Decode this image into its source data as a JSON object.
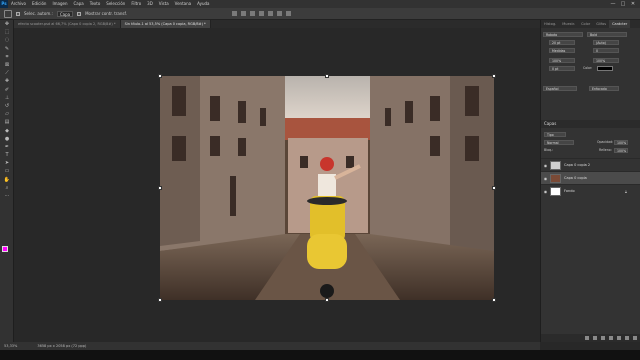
{
  "menubar": {
    "logo": "Ps",
    "items": [
      "Archivo",
      "Edición",
      "Imagen",
      "Capa",
      "Texto",
      "Selección",
      "Filtro",
      "3D",
      "Vista",
      "Ventana",
      "Ayuda"
    ],
    "window_controls": [
      "—",
      "□",
      "✕"
    ]
  },
  "options": {
    "auto_select_label": "Selec. autom.:",
    "auto_select_target": "Capa",
    "transform_controls_label": "Mostrar contr. transf."
  },
  "tabs": [
    {
      "label": "efecto scooter.psd al 66,7% (Capa 0 copia 2, RGB/8#) *"
    },
    {
      "label": "Sin título-1 al 53,5% (Capa 0 copia, RGB/8#) *"
    }
  ],
  "statusbar": {
    "zoom": "53,33%",
    "doc_size": "3658 px x 2058 px (72 ppp)"
  },
  "panels": {
    "top_tabs": [
      "Histog.",
      "Muestr.",
      "Color",
      "Glifos",
      "Carácter"
    ],
    "active_top_tab": "Carácter",
    "character": {
      "font": "Roboto",
      "style": "Bold",
      "size": "20 pt",
      "leading": "(Auto)",
      "kerning": "Medidas",
      "tracking": "0",
      "vscale": "100%",
      "hscale": "100%",
      "baseline": "0 pt",
      "color_label": "Color:",
      "language": "Español",
      "antialias": "Enfocado",
      "color": "#000000"
    },
    "layers": {
      "title": "Capas",
      "filter_kind": "Tipo",
      "blend_mode": "Normal",
      "opacity_label": "Opacidad:",
      "opacity": "100%",
      "lock_label": "Bloq.:",
      "fill_label": "Relleno:",
      "fill": "100%",
      "items": [
        {
          "name": "Capa 0 copia 2",
          "selected": false,
          "thumb": "#cfcfcf"
        },
        {
          "name": "Capa 0 copia",
          "selected": true,
          "thumb": "#7a4a36"
        },
        {
          "name": "Fondo",
          "selected": false,
          "thumb": "#ffffff",
          "locked": true
        }
      ]
    }
  },
  "tools": [
    "move",
    "marquee",
    "lasso",
    "quick-select",
    "crop",
    "frame",
    "eyedropper",
    "heal",
    "brush",
    "stamp",
    "history-brush",
    "eraser",
    "gradient",
    "blur",
    "dodge",
    "pen",
    "type",
    "path-select",
    "shape",
    "hand",
    "zoom",
    "more"
  ],
  "colors": {
    "foreground": "#ff00ff",
    "background": "#ffffff",
    "accent": "#31a8ff"
  }
}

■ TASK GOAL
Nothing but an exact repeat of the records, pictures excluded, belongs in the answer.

■ EXERCISE SOLUTION
Decode this image into its source data as a JSON object.
{
  "menubar": {
    "logo": "Ps",
    "items": [
      "Archivo",
      "Edición",
      "Imagen",
      "Capa",
      "Texto",
      "Selección",
      "Filtro",
      "3D",
      "Vista",
      "Ventana",
      "Ayuda"
    ],
    "window_controls": [
      "—",
      "□",
      "✕"
    ]
  },
  "options": {
    "auto_select_label": "Selec. autom.:",
    "auto_select_target": "Capa",
    "transform_controls_label": "Mostrar contr. transf."
  },
  "tabs": [
    {
      "label": "efecto scooter.psd al 66,7% (Capa 0 copia 2, RGB/8#) *"
    },
    {
      "label": "Sin título-1 al 53,5% (Capa 0 copia, RGB/8#) *"
    }
  ],
  "statusbar": {
    "zoom": "53,33%",
    "doc_size": "3658 px x 2058 px (72 ppp)"
  },
  "panels": {
    "top_tabs": [
      "Histog.",
      "Muestr.",
      "Color",
      "Glifos",
      "Carácter"
    ],
    "active_top_tab": "Carácter",
    "character": {
      "font": "Roboto",
      "style": "Bold",
      "size": "20 pt",
      "leading": "(Auto)",
      "kerning": "Medidas",
      "tracking": "0",
      "vscale": "100%",
      "hscale": "100%",
      "baseline": "0 pt",
      "color_label": "Color:",
      "language": "Español",
      "antialias": "Enfocado",
      "color": "#000000"
    },
    "layers": {
      "title": "Capas",
      "filter_kind": "Tipo",
      "blend_mode": "Normal",
      "opacity_label": "Opacidad:",
      "opacity": "100%",
      "lock_label": "Bloq.:",
      "fill_label": "Relleno:",
      "fill": "100%",
      "items": [
        {
          "name": "Capa 0 copia 2",
          "selected": false,
          "thumb": "#cfcfcf"
        },
        {
          "name": "Capa 0 copia",
          "selected": true,
          "thumb": "#7a4a36"
        },
        {
          "name": "Fondo",
          "selected": false,
          "thumb": "#ffffff",
          "locked": true
        }
      ]
    }
  },
  "tools": [
    "move",
    "marquee",
    "lasso",
    "quick-select",
    "crop",
    "frame",
    "eyedropper",
    "heal",
    "brush",
    "stamp",
    "history-brush",
    "eraser",
    "gradient",
    "blur",
    "dodge",
    "pen",
    "type",
    "path-select",
    "shape",
    "hand",
    "zoom",
    "more"
  ],
  "colors": {
    "foreground": "#ff00ff",
    "background": "#ffffff",
    "accent": "#31a8ff"
  }
}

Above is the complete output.